Harry H. Blondell, the self-pro-claimed "Strongest American Living," poses uneasily among the heavy weights that are his stock-in-trade, trying to scrape up as much nobility as he can.
He isn't helped by the silly boots, the tights, the spangly drawers or the incongruous wristbands that he wears. A smudgy muslin sheet hangs behind him in a vain attempt to block out
the buckets and brooms of his makeshift stage.
The chances of finding Harry's name on the honor roll of famous strongmen are not very great. He was one of the many unknowns who made a living from whatever muscular prowess he could muster. We wouldn't even know his name if he hadn't signed the back of his picture. Poor Harry toiled in obscurity, trying desperately to make people think that he actually was "The Strongest American Living" despite all the evidence to the contrary.
It is appropriate that we begin this series with an anonymous participant in the iron game. Bodybuilding is a sport that is notoriously ill-documented, and contemporary musclemen seem to have turned their collective latissimi on the origins of physical culture. But the fact remains that something as big as bodybuilding did not arise out of thin air. It has a long and fascinating history just like any other major sport. A quick glance to the past, therefore, can help us see where we came from and perhaps give us a clue about where we are going. That is the purpose of this series: just a brief glimpse at a few of the men who helped build strength training.
Back in the days when Harry Blondell posed for the picture accompanying this piece, a muscleman really had only two career possibilities before him: He could be an instructor or a performer. If he chose the first alternative, the burgeoning young muscleman might teach at the local YMCA; if he were very lucky, he might end up owning his own gymnasium. By far, however, the most glamorous career opportunity for well-built young fellows was to go on the stage.
Before television, before radio, even before movies, the single most popular form of entertainment was vaudeville. This was a variety theater-a marvelous hodgepodge of acts that might feature a comic after an acrobat or a strongman sandwiched between a singer and a trained dog act. In order to compete in this world of flash and sizzle, musclemen had to come up with daring feats of strength that would wow an audience grown blase from watching the acts that came before and after them.
Elephant lifting, chain snapping, poker bending and stone breaking were only a few of the myriad ways strength and power were demonstrated on the variety stage.

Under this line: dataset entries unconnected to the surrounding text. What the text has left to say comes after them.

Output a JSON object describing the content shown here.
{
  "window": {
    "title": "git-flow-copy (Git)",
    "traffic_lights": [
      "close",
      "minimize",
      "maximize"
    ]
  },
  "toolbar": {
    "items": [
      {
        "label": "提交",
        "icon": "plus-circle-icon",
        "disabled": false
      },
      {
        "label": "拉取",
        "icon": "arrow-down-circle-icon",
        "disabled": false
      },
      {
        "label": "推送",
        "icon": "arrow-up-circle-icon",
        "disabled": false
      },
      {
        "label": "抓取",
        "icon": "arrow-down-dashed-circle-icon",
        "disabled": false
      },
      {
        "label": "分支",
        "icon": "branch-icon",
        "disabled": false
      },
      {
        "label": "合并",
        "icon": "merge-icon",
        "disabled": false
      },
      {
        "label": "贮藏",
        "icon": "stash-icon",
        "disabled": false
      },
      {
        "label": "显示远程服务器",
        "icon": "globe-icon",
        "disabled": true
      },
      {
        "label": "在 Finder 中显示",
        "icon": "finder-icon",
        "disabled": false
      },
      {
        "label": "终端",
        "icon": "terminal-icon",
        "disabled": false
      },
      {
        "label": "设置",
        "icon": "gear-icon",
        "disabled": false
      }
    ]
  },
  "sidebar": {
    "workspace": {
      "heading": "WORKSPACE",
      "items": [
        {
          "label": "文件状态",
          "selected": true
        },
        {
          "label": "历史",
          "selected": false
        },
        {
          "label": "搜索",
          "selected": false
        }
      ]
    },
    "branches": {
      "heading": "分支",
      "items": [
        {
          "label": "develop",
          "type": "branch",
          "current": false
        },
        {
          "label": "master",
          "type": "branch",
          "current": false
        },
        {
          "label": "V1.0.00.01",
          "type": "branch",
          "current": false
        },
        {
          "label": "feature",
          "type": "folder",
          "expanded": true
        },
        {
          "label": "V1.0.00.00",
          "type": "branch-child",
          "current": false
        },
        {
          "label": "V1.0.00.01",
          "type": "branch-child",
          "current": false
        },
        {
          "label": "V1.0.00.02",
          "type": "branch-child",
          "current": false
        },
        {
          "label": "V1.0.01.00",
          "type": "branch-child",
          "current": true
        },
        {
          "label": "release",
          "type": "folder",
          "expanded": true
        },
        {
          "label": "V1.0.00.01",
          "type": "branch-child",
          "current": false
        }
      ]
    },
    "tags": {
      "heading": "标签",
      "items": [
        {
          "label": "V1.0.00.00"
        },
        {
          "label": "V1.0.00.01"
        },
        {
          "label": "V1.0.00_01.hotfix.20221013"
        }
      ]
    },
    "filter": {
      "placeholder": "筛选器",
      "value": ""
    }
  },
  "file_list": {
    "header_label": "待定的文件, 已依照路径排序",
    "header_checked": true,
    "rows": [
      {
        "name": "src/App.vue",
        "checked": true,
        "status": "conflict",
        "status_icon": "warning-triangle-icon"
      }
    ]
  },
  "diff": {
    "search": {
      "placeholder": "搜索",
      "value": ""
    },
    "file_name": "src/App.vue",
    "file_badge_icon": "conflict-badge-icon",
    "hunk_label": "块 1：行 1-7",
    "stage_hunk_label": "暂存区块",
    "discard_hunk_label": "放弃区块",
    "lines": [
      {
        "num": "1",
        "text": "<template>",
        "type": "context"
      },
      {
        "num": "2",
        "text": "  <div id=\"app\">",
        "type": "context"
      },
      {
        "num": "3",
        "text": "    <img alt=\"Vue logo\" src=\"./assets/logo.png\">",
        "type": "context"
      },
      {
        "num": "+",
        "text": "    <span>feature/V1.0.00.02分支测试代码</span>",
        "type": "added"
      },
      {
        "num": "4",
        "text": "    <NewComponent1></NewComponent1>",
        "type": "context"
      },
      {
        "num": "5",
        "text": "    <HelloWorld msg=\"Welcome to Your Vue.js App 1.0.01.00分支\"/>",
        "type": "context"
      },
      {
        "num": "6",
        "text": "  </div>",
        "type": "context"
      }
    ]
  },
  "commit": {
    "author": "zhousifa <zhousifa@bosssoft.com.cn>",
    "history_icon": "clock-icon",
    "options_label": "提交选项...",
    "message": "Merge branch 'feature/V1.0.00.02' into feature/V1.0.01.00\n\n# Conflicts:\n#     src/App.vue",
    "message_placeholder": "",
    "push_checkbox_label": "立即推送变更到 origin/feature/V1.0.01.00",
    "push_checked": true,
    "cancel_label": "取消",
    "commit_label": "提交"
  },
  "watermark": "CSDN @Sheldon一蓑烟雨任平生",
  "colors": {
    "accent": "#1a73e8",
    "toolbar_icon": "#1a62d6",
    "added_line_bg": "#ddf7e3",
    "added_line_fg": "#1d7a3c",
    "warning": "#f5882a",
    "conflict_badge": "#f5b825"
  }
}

Understandably, some athletes were better at being spectacular than others. A headliner could pull in thousands of dollars a week, while other, less competent men made correspondingly smaller salaries. Lower down on the rung of strength performers were those men who displayed their prowess in circuses.
Lowest of all were those who performed wherever they could. Unfortunately, Harry Blondell was one of these. Perhaps he got an occasional booking at a local theater. Every now and then he might have played a county fair. But from time to time he might even have been reduced to performing on street corners for change. Despite his fate, Harry doesn't look too miserable. He is probably just waiting for his one chance to break into the big time.
So here's to all the Harry Blondells throughout the history of bodybuilding. It's not always an easy life-it never has been. But the desire for strength and at least a few shreds of glory keeps the parade of musclemen marching on. It's time a few of them were celebrated.